At least two possible approaches can be used to treat the allocations in this situation. Under a literal reading of the rules outlined in Regs. Secs. 1.704-3 and 1.743-1, one approach would view the UTP's Sec. 743(b) deductions separately from its Sec. 704(c) allocations. This approach would compute the UTP's Sec. 704(c) allocations according to Regs. Sec. 1.704-3(a)(9) but would allocate the UTP's Sec. 743(b) deductions between the partners according to their sharing ratios. As shown in the table "UTP's Capital Accounts: Sec. 743(b) Deductions Allocated According to Partners' Sharing Ratios," below, this methodology results in distorted capital accounts because Partner B's share of the Sec. 743(b) deductions exceeds its ceiling limit amount.

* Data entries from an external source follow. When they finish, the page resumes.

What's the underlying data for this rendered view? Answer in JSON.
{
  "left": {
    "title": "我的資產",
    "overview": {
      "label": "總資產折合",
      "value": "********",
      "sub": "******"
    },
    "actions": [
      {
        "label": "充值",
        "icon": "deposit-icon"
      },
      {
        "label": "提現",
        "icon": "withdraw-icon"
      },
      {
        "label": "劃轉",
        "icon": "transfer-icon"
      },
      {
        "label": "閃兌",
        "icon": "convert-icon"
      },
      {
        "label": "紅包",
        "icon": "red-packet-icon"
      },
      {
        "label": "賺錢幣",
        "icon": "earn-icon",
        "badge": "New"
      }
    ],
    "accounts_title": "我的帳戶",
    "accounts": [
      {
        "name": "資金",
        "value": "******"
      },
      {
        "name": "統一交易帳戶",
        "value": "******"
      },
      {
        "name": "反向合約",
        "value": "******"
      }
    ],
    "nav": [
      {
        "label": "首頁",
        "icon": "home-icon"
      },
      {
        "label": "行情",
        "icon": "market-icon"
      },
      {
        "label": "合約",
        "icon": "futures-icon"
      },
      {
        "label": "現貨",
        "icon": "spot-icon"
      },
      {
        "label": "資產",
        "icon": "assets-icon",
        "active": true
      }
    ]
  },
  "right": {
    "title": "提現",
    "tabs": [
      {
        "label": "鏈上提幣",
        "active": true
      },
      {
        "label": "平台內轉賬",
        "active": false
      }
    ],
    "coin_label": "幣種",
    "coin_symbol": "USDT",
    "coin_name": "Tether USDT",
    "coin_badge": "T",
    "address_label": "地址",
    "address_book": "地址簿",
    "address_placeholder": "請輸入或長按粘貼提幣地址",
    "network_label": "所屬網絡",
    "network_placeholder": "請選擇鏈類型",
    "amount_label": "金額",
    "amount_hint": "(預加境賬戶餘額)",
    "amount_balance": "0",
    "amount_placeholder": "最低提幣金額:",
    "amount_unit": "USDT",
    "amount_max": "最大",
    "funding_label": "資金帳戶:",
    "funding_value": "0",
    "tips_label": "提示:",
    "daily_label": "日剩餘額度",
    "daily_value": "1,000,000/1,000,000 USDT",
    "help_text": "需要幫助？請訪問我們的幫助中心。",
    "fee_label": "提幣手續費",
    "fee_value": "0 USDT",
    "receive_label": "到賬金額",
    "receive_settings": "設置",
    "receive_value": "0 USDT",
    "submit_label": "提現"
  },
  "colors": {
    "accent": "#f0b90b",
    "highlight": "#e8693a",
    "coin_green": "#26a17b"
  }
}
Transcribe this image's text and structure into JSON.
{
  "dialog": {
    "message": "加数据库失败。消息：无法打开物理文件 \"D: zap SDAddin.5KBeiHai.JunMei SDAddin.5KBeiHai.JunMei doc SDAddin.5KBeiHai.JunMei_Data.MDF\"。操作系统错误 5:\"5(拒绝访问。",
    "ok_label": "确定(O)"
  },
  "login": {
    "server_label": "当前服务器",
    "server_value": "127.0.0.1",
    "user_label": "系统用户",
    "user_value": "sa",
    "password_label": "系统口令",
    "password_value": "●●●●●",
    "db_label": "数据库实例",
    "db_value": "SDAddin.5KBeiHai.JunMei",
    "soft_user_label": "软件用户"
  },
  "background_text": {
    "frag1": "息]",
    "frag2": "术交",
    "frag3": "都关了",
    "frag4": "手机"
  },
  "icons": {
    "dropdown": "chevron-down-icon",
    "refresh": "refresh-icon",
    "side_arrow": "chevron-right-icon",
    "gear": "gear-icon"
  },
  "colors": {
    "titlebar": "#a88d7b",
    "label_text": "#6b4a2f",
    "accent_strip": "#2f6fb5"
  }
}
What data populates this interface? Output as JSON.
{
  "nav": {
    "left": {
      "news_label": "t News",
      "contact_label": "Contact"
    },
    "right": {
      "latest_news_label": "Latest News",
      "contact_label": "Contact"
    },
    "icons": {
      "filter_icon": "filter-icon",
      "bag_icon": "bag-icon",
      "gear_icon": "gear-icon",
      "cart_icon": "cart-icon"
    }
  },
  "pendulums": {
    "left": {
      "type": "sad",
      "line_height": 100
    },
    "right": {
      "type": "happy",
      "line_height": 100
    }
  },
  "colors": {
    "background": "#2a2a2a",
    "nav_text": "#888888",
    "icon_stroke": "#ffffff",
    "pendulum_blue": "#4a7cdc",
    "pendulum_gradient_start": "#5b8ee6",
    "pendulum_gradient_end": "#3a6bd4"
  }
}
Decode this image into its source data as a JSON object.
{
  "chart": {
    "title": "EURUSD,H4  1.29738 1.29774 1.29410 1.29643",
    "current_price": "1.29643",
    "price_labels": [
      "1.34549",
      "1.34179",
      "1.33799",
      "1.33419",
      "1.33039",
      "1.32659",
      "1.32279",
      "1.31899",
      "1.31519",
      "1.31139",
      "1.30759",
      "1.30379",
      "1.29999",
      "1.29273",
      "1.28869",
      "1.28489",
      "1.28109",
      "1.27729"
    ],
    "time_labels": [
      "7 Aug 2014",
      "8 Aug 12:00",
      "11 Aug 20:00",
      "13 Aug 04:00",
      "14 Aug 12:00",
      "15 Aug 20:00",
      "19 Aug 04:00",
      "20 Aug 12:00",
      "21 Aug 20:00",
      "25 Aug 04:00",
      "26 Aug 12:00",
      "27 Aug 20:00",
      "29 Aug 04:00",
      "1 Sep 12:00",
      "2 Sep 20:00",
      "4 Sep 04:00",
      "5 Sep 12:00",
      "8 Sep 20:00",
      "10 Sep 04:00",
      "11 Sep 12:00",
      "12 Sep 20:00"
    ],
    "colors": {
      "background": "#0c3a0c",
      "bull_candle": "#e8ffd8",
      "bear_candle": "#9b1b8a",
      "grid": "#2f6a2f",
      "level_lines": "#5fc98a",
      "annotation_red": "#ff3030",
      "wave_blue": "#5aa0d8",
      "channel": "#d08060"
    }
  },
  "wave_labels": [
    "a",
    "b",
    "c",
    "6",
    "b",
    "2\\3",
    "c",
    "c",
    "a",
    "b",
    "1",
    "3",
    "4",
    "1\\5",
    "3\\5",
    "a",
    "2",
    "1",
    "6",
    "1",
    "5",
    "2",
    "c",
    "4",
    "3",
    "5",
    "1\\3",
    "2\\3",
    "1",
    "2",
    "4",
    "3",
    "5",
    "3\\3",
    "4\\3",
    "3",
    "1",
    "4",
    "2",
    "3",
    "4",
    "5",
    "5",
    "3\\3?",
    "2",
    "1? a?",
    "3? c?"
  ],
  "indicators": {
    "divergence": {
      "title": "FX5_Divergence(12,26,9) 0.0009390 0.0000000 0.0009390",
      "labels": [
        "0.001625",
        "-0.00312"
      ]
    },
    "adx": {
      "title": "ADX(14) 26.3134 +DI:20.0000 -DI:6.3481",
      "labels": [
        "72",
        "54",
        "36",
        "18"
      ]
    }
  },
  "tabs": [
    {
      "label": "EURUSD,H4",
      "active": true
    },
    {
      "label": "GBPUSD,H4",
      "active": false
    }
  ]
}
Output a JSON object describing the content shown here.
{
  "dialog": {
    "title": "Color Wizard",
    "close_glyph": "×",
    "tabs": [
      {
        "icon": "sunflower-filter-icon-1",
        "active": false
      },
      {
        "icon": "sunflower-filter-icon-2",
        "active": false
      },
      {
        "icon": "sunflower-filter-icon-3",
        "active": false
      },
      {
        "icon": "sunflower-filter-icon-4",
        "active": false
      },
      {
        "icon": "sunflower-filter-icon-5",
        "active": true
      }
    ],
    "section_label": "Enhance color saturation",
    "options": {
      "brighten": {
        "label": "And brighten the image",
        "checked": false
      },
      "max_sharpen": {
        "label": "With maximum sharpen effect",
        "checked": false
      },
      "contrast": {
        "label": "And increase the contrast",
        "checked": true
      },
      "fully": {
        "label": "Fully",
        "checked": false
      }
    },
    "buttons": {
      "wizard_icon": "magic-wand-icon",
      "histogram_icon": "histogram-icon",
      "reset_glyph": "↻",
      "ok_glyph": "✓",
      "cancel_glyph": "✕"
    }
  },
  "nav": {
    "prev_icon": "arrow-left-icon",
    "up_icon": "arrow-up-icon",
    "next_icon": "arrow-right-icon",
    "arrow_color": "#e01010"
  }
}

Another approach would view the UTP's Sec. 743(b) deduction as part of its Sec. 704(c) allocations. Under this perspective, the Sec. 743(b) deductions would be treated as tax deductions from Sec. 704(c) property and allocated according to Sec. 704(c). As shown in the table "UTP's Capital Accounts: Sec. 743(b) Deductions Allocated to Partner B," below, this methodology allocates an amount of Sec. 743(b) deductions to Partner B that cures its ceiling limit. This corrects the capital account distortions created under the first approach.
Planning to avoid traps
As illustrated above, the tiered partnership rules under Secs. 704(c) and 743(b) can cause a trap for the unwary — a taxpayer who pays the full FMV for a partnership interest that has forward Sec. 704(c) property associated with it and who subsequently contributes it to another partnership may not receive the expected tax deductions. To avoid this result, taxpayers should consider structuring around the issue. For example, if at the time the LTP interest is acquired, it is known that the LTP interest will be contributed to a UTP, the UTP could be formed first, and it then could acquire the LTP interest.
Annette B. Smith is a partner with PricewaterhouseCoopers LLP, Washington National Tax Services, in Washington.
For additional information about these items, contact Ms. Smith at 202-414-1048 or firstname.lastname@example.org.
Unless otherwise noted, contributors are members of or associated with PricewaterhouseCoopers LLP.